[[ Records supplied, beginning ]]

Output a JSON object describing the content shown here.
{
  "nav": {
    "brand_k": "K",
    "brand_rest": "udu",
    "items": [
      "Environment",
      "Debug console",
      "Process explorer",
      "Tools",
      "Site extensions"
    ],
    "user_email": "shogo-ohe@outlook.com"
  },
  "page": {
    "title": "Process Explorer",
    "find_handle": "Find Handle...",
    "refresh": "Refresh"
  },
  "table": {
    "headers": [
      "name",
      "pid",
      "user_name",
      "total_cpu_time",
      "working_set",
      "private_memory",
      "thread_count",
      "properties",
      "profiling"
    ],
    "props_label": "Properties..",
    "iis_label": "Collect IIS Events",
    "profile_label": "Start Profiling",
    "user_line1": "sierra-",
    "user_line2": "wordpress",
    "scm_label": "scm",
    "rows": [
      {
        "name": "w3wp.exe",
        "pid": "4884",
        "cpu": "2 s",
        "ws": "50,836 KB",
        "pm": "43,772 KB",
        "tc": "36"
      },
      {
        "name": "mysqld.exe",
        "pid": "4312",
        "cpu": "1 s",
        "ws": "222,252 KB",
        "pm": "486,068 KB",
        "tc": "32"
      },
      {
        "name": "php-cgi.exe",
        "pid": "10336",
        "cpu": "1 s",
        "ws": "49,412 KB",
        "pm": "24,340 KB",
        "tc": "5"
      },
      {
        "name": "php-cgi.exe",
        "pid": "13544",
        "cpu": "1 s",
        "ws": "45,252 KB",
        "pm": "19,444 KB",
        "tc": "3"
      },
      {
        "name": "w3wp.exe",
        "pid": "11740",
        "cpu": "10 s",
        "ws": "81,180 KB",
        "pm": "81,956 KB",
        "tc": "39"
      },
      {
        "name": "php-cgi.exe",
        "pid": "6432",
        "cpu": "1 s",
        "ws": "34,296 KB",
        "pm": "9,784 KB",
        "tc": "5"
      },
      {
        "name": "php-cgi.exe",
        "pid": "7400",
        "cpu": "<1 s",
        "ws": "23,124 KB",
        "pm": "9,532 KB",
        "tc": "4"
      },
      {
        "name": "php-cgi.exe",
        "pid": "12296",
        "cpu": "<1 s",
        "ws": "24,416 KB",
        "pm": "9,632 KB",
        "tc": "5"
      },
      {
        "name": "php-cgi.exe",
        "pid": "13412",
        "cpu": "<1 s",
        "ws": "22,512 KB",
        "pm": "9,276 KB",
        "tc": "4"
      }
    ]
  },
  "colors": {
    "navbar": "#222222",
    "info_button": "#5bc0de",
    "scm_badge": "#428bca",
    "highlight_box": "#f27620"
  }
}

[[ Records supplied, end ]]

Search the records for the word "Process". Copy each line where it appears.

      "Process explorer",
    "title": "Process Explorer",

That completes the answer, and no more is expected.